# TASK INSTRUCTIONS
Please filter the data down to the lines that include the word "Pose" and copy them.

INPUT FOR THIS TASK: Begin

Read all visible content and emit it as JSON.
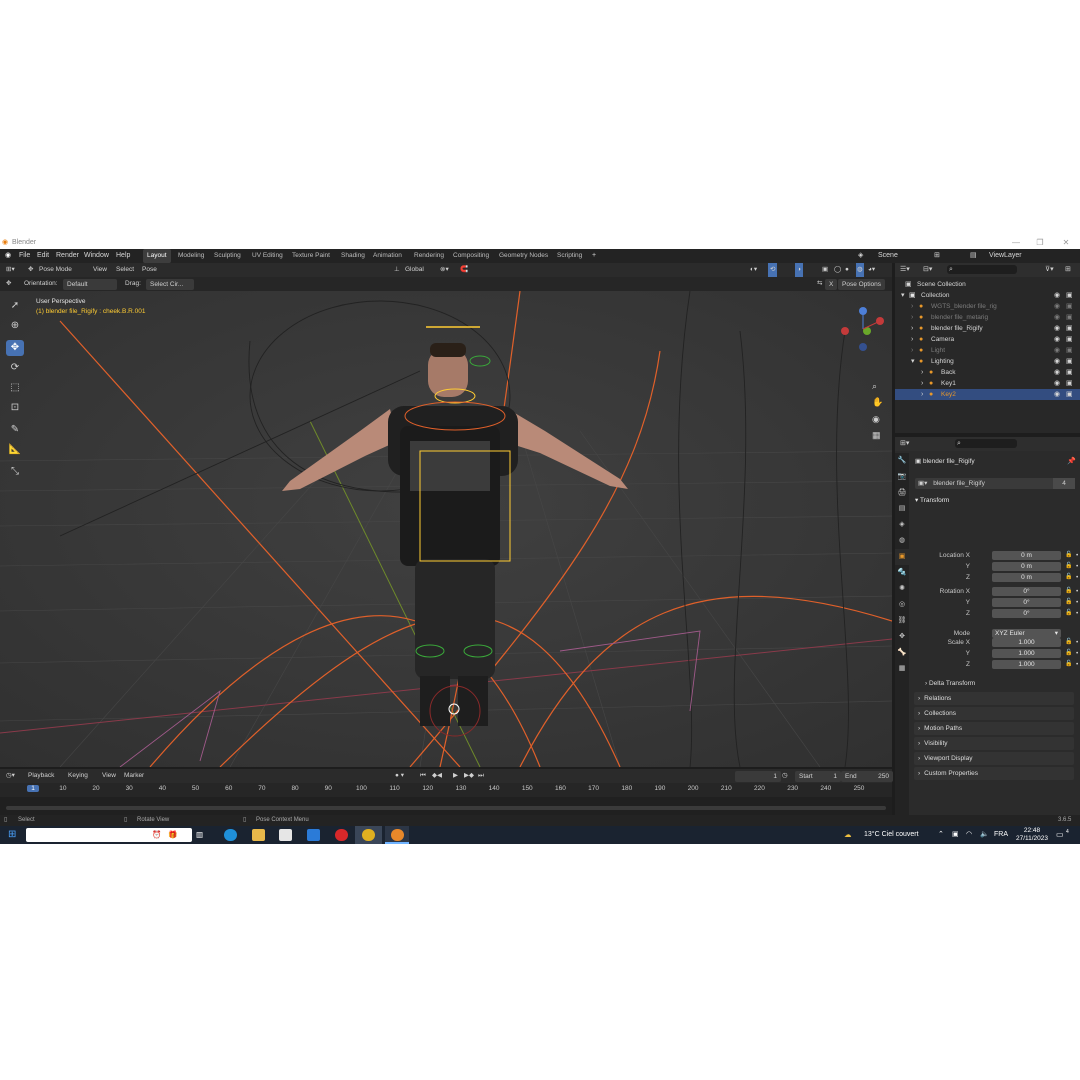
{
  "window": {
    "title": "Blender"
  },
  "menu": {
    "items": [
      "File",
      "Edit",
      "Render",
      "Window",
      "Help"
    ],
    "workspaces": [
      "Layout",
      "Modeling",
      "Sculpting",
      "UV Editing",
      "Texture Paint",
      "Shading",
      "Animation",
      "Rendering",
      "Compositing",
      "Geometry Nodes",
      "Scripting"
    ],
    "add_tab": "+",
    "scene": "Scene",
    "view_layer": "ViewLayer"
  },
  "viewport_header": {
    "mode": "Pose Mode",
    "view": "View",
    "select": "Select",
    "pose": "Pose",
    "transform": "Global"
  },
  "tool_header": {
    "orientation_label": "Orientation:",
    "orientation_value": "Default",
    "drag_label": "Drag:",
    "drag_value": "Select Cir...",
    "x_label": "X",
    "pose_options": "Pose Options"
  },
  "viewport": {
    "perspective": "User Perspective",
    "selection": "(1) blender file_Rigify : cheek.B.R.001"
  },
  "outliner": {
    "root": "Scene Collection",
    "items": [
      {
        "label": "Collection",
        "level": 0,
        "state": "normal"
      },
      {
        "label": "WGTS_blender file_rig",
        "level": 1,
        "state": "grey"
      },
      {
        "label": "blender file_metarig",
        "level": 1,
        "state": "grey"
      },
      {
        "label": "blender file_Rigify",
        "level": 1,
        "state": "normal"
      },
      {
        "label": "Camera",
        "level": 1,
        "state": "normal"
      },
      {
        "label": "Light",
        "level": 1,
        "state": "grey"
      },
      {
        "label": "Lighting",
        "level": 1,
        "state": "normal"
      },
      {
        "label": "Back",
        "level": 2,
        "state": "normal"
      },
      {
        "label": "Key1",
        "level": 2,
        "state": "normal"
      },
      {
        "label": "Key2",
        "level": 2,
        "state": "selected"
      }
    ]
  },
  "properties": {
    "object_name": "blender file_Rigify",
    "data_name": "blender file_Rigify",
    "users": "4",
    "transform_title": "Transform",
    "location": [
      {
        "label": "Location X",
        "value": "0 m"
      },
      {
        "label": "Y",
        "value": "0 m"
      },
      {
        "label": "Z",
        "value": "0 m"
      }
    ],
    "rotation": [
      {
        "label": "Rotation X",
        "value": "0°"
      },
      {
        "label": "Y",
        "value": "0°"
      },
      {
        "label": "Z",
        "value": "0°"
      }
    ],
    "mode_label": "Mode",
    "mode_value": "XYZ Euler",
    "scale": [
      {
        "label": "Scale X",
        "value": "1.000"
      },
      {
        "label": "Y",
        "value": "1.000"
      },
      {
        "label": "Z",
        "value": "1.000"
      }
    ],
    "delta_transform": "Delta Transform",
    "sections": [
      "Relations",
      "Collections",
      "Motion Paths",
      "Visibility",
      "Viewport Display",
      "Custom Properties"
    ]
  },
  "timeline": {
    "playback": "Playback",
    "keying": "Keying",
    "view": "View",
    "marker": "Marker",
    "current_frame": "1",
    "start_label": "Start",
    "start_value": "1",
    "end_label": "End",
    "end_value": "250",
    "ruler_marks": [
      "1",
      "10",
      "20",
      "30",
      "40",
      "50",
      "60",
      "70",
      "80",
      "90",
      "100",
      "110",
      "120",
      "130",
      "140",
      "150",
      "160",
      "170",
      "180",
      "190",
      "200",
      "210",
      "220",
      "230",
      "240",
      "250"
    ]
  },
  "status_bar": {
    "select": "Select",
    "rotate_view": "Rotate View",
    "context_menu": "Pose Context Menu",
    "version": "3.6.5"
  },
  "taskbar": {
    "search_placeholder": "Taper ici pour rechercher",
    "weather": "13°C Ciel couvert",
    "language": "FRA",
    "time": "22:48",
    "date": "27/11/2023",
    "notifications": "4"
  },
  "colors": {
    "accent": "#4772b3",
    "selection": "#334d80",
    "viewport_bg": "#3a3a3a",
    "bone_orange": "#e8622a",
    "active_text": "#ffcc33"
  }
}
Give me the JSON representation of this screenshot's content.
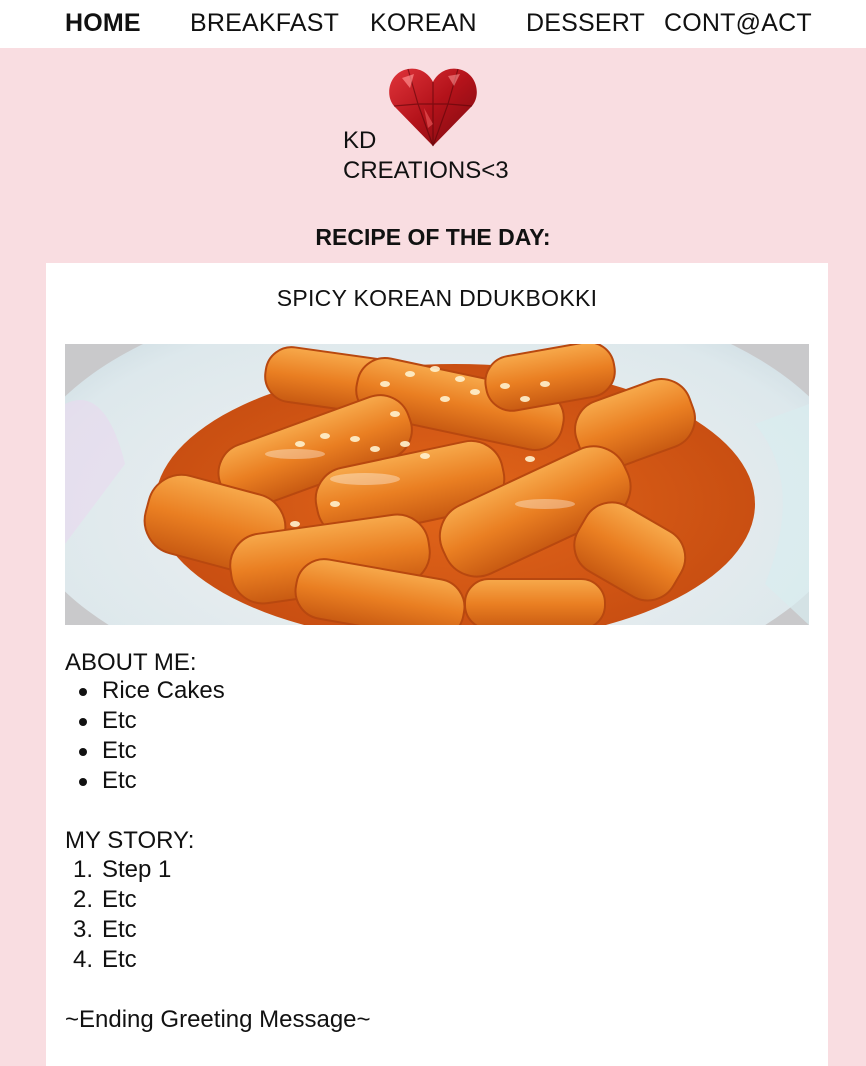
{
  "nav": {
    "items": [
      {
        "label": "HOME",
        "active": true
      },
      {
        "label": "BREAKFAST",
        "active": false
      },
      {
        "label": "KOREAN",
        "active": false
      },
      {
        "label": "DESSERT",
        "active": false
      },
      {
        "label": "CONT@ACT",
        "active": false
      }
    ]
  },
  "logo": {
    "line1": "KD",
    "line2": "CREATIONS<3",
    "icon": "red-crystal-heart-icon"
  },
  "recipe_of_day_label": "RECIPE OF THE DAY:",
  "recipe": {
    "title": "SPICY KOREAN DDUKBOKKI",
    "image_alt": "spicy korean ddukbokki",
    "about_label": "ABOUT ME:",
    "about_items": [
      "Rice Cakes",
      "Etc",
      "Etc",
      "Etc"
    ],
    "story_label": "MY STORY:",
    "story_items": [
      {
        "num": "1.",
        "text": "Step 1"
      },
      {
        "num": "2.",
        "text": "Etc"
      },
      {
        "num": "3.",
        "text": "Etc"
      },
      {
        "num": "4.",
        "text": "Etc"
      }
    ],
    "ending": "~Ending Greeting Message~"
  },
  "colors": {
    "page_bg": "#f9dde1",
    "nav_bg": "#ffffff",
    "card_bg": "#ffffff",
    "heart": "#c4161c"
  }
}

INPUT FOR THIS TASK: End

# WRITTEN REPLY
    "mode": "Pose Mode",
    "pose": "Pose",
    "pose_options": "Pose Options"
    "context_menu": "Pose Context Menu",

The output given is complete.